I used to enjoy snowmobiling with my dad. He loved his machines. Dad was a bit sadistic with us kids by times, though, and I think he got too much pleasure from scaring us by running close to open water on streams or by pulling six of us on a 10′ birch toboggan around sharp corners in open fields of close-cropped corn. We’d slide sideways, screaming, covered with flying ice and snow, and be shaken to bits or rolled by heaving clumps of frozen red soil. Miraculously, nobody died and it made for good deep sleeps once the hot tingle came out of the nose and toes later by the wood stove. I still instinctively breathe deeply when I catch a whiff of oil-gas mix exhaust. Bring it.
One night Dad took me out after dark for a ride. I was tucked in front of him behind the windshield, Dad’s arms reaching across my shoulders on either side for gas and brake. We were cutting close to the tree-line along the field edge where the snow was caught in drifts by the woods. This was way more fun than at mid-field, of course, because of the up and down and airtime between drifts. I remember the blast of snow in the headlamp as we came down the powdery backside before climbing again. But one drift was cut beyond sight by a plow. All I remember was flying off the top of that high bluff seeing the road scream up from straight down below.
Dad’s weight slammed into the back of me, my face into the steering column, and that was that. I woke up in someone’s house with a fat lip.

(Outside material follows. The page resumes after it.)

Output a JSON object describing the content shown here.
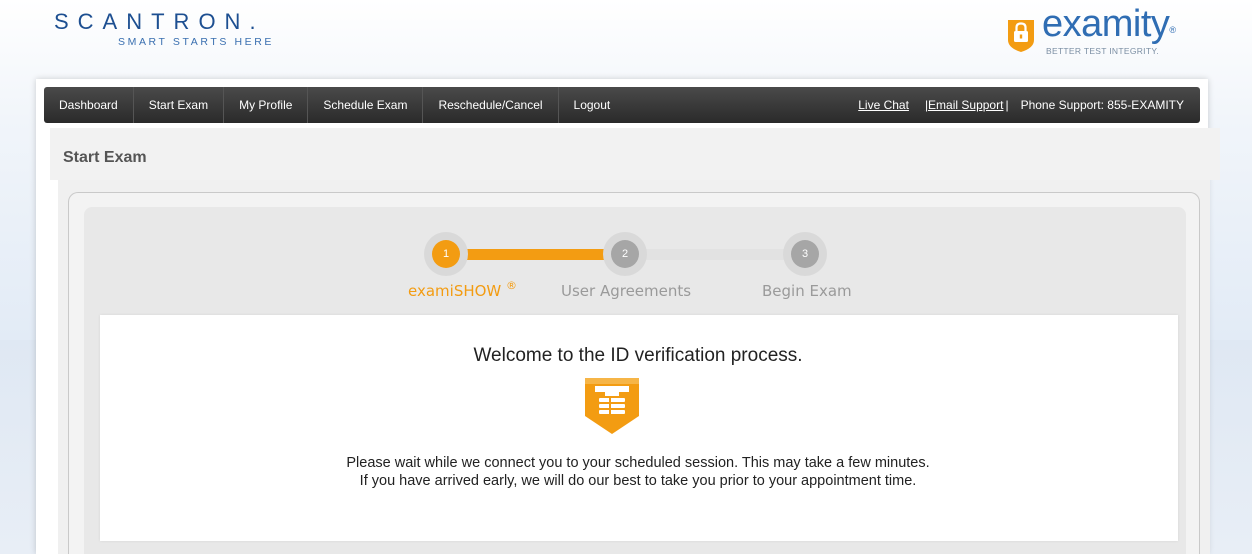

I don’t remember seeing a doctor, or a big fuss being made. But a couple of years ago as I struggled to sit upright, cross-legged in yoga, the instructor asked if I had ever been in a car accident. Well, no. But…
I’ve always had a tightness and soreness in my middle back, but I just thought I had to live with it, as if that’s just who I am. That is ridiculous. A massage therapist noticed it in the months after Angus died (2000), saying that everyone has a spot on the body where they store their anger – and that was mine. Again, the wrong message: This is just your life. Deal. What I’m learning lately is that stuff like this doesn’t have to be tolerated. It can be fixed. And over the past year as I’ve tackled bigger problems like addiction and early traumas and am being more open about who I really am, Suzy has noticed a dark patch on my back at the achy spot. I had it checked; it’s odd but not serious. Suzy says it’s my evil inner child just scratching to get out. Maybe.
Beth sees twisted differently. I have a treatable 38-year-old injury that can be repaired in just a month with bi-weekly visits and some new habits. Incredibly, I may also gain up to an inch in height as my vertebrea come unstuck. Great! New pants!
The message here, if you’ve read this far (thank you), is that no injury (of any kind) need go unhealed. Really. And anyone who tells you that you just have to put up with shit and suffer on is full of it.
So I’m spending a lot of time on the floor lately, knees pulled to one side, bending my back. I like to listen as the spine creaks and opens and cracks. And twice a week Beth sticks 18 needles in the muscles that have been tight since Ski-Whiz. They fight and scream and flex violently. They don’t seem to want to let go, but I do. I want 5’9″ for the first time.